Generally speaking, I want to keep the family all together in the same house. I think the problem is that with remote work and no nanny, we don’t really get a natural reprieve. I can’t go to the office, work 8+ hours, go grab a beer after work and then come home and focus on the family. It all sort of blends together now.

We should share anecdotes. Bears have broken into our cars 3 times. You look around a little when you open the door to step outside.

ummm… It sounds like you are well enough off to perhaps take some time off. Your wife can visit her parents, and you stay home or go to a different property.

Yeah, thoughts and circumstances and conditions rarely transfer from one person or family to another. But it’s just an idea.

I’m lucky in that I love my Wife’s family, yeah, we don’t agree on politics, but that can be safely left aside. My Wife has traveled to see her family a number of times with out me. Works out fine. I need to take care of my mother about twice a month. It’s usually just an all day or at most a weekend thing though. I sure don’t try to drag my wife along on those trips, but she will sometimes go by herself to give me a break.

FTR, I’m home in Montclair, the wife and Kid Cheesesteak are up in PA this week. I get to play bachelor for a few days, then meet them for the weekend. They get to have summer time fun time, and don’t have to deal with me dragging home after a hour fighting traffic looking for dinner. With the Grands next door, your wife should be able to get at least some real honest downtime. It’s not perfect, but there are opportunities to be had.

So much this. But it must be done gently. Talk to your wife first and tell her that the casual racism is unacceptable in your house (along with any other off items that you don’t want your children to hear, learn from, and repeat). Tell her you will break it to the in-laws with her, but that you need her to back you up. Your kids are precious and don’t deserve to learn racist crap, especially not at the hands of family.

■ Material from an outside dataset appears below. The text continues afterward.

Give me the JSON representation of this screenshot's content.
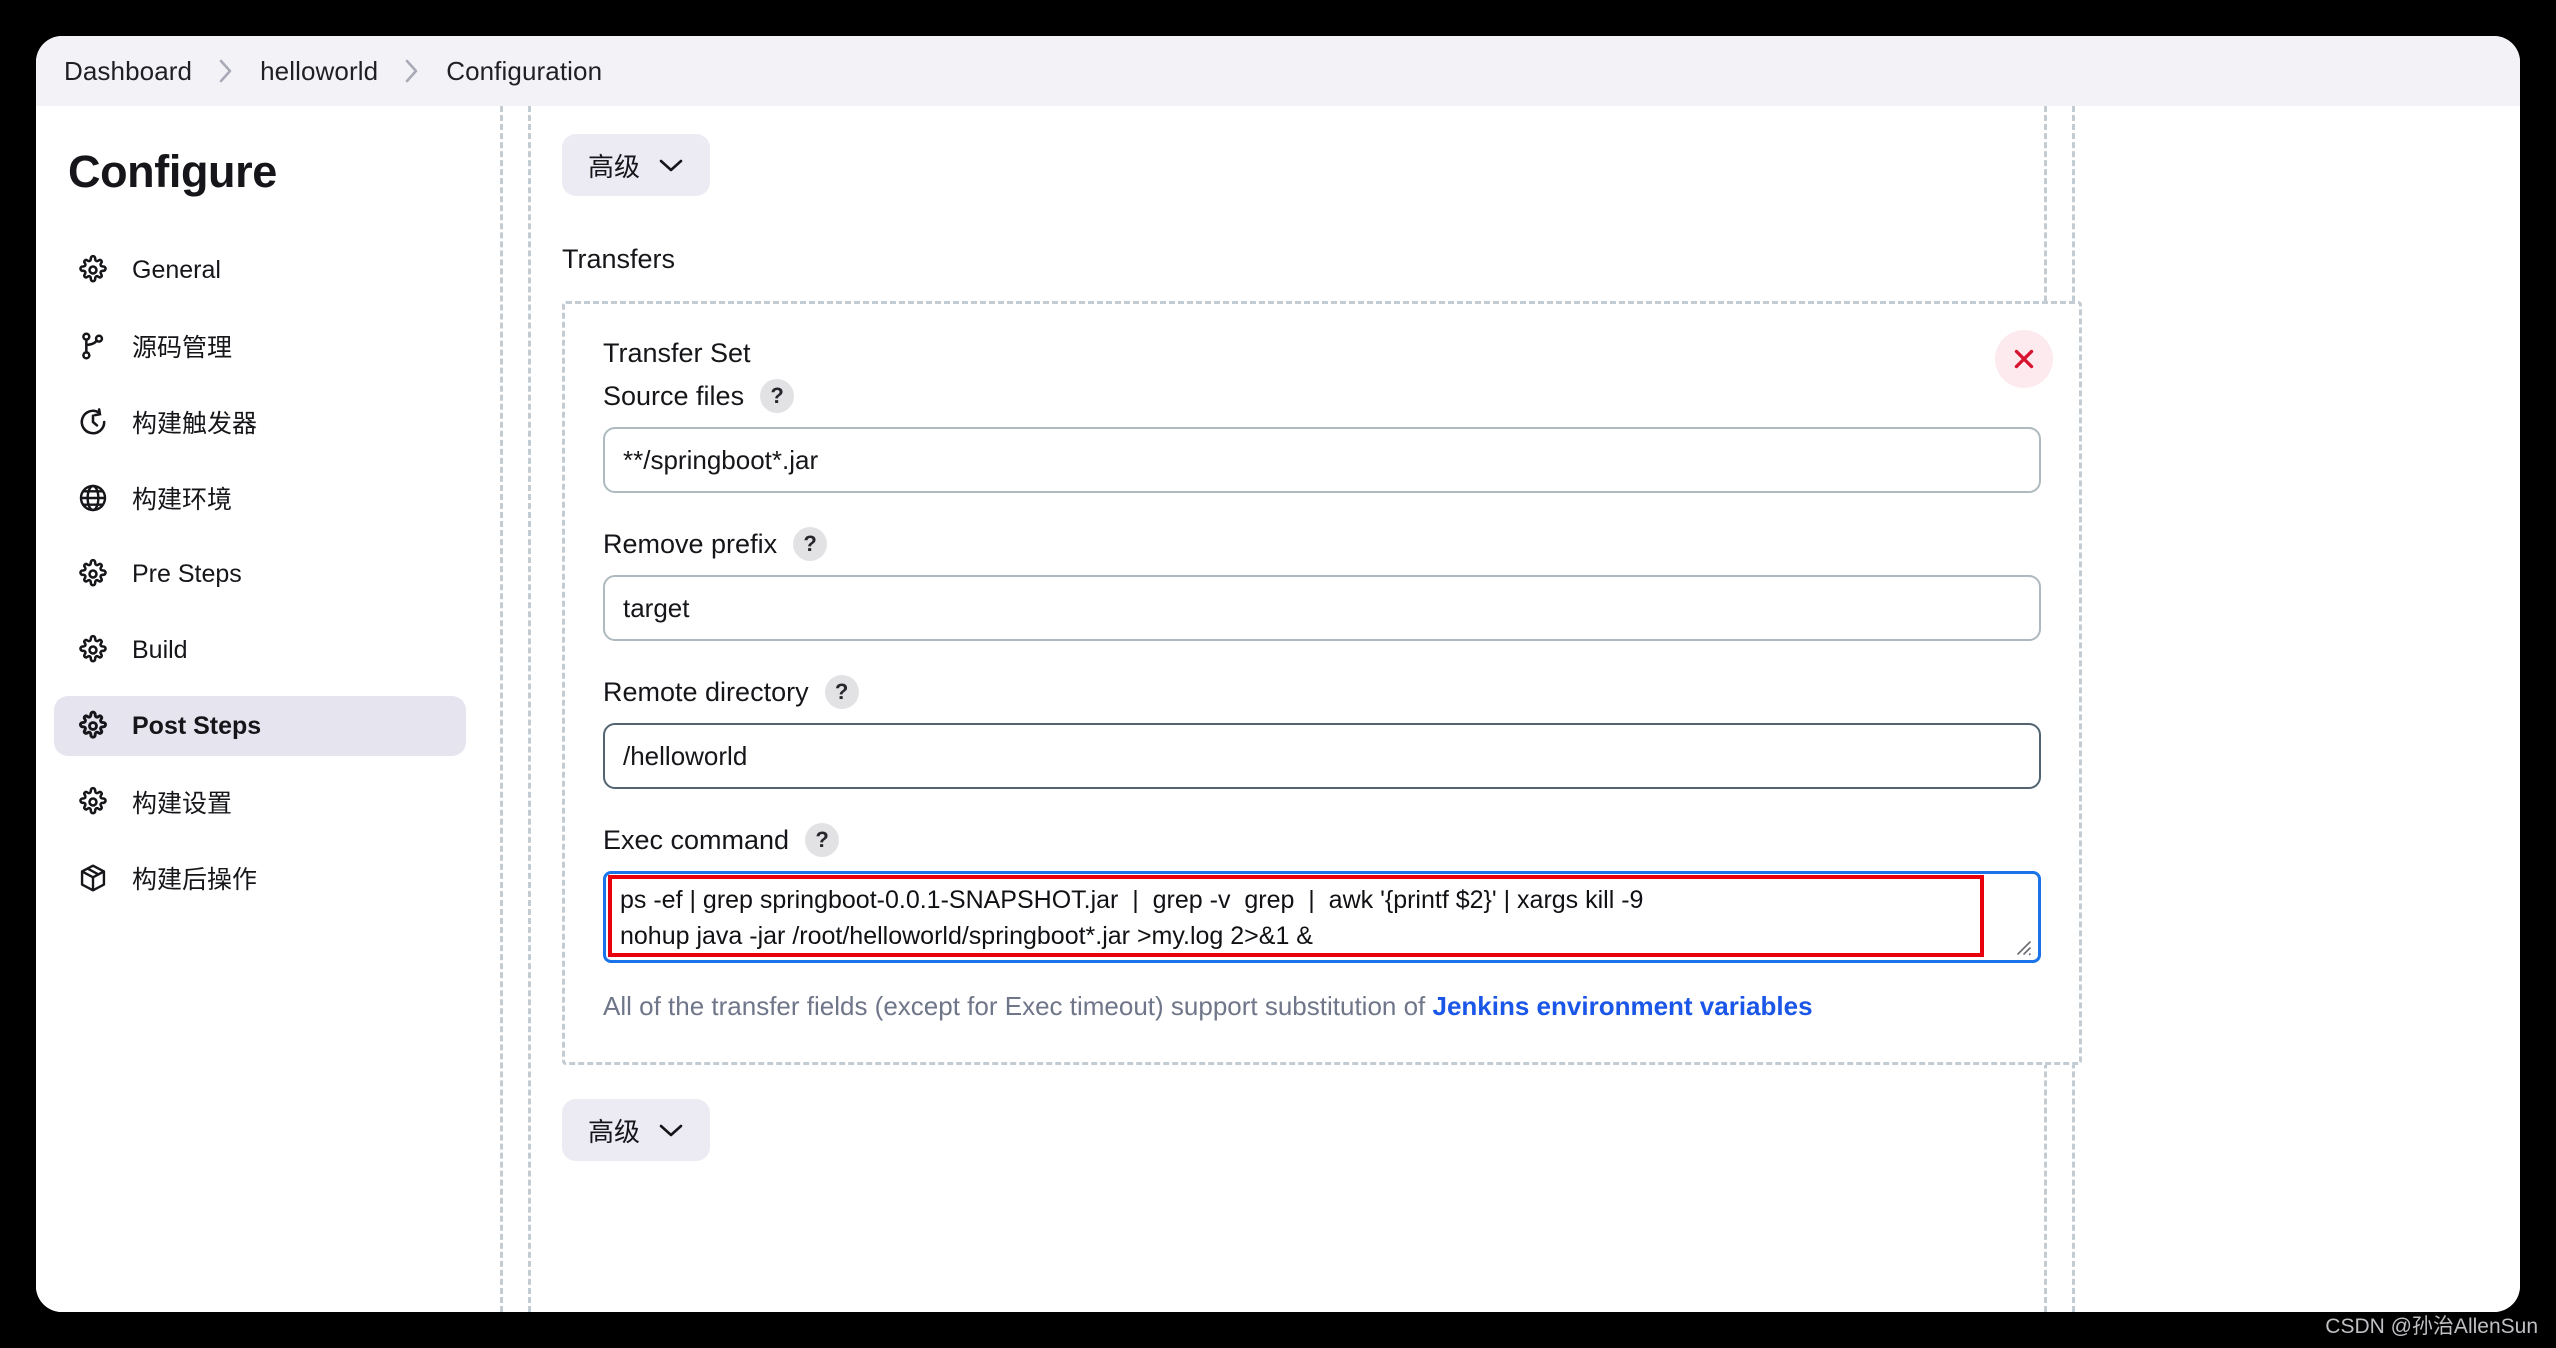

Consider instituting visitor hours. Seriously. And make it clear to your extended family that this means them as well as others. Your kids need time for study, homework, and play without extra adults hanging around. Then, make sure that they do still have contact, just not as much. And authorize your kids to enforce this too. “Sorry Grandpa, but you can’t be here until after Mom and Dad are done with work/I’m done with my chores,” is perfectly fine as long as they know to say it politely.

Good luck.

I wanted to move back to Pennsylvania where my wife and I are both from, but she wouldn’t hear of moving to the same state my mother lives in.

There’s an entire documentary series about this situation called “Everybody Loves Raymond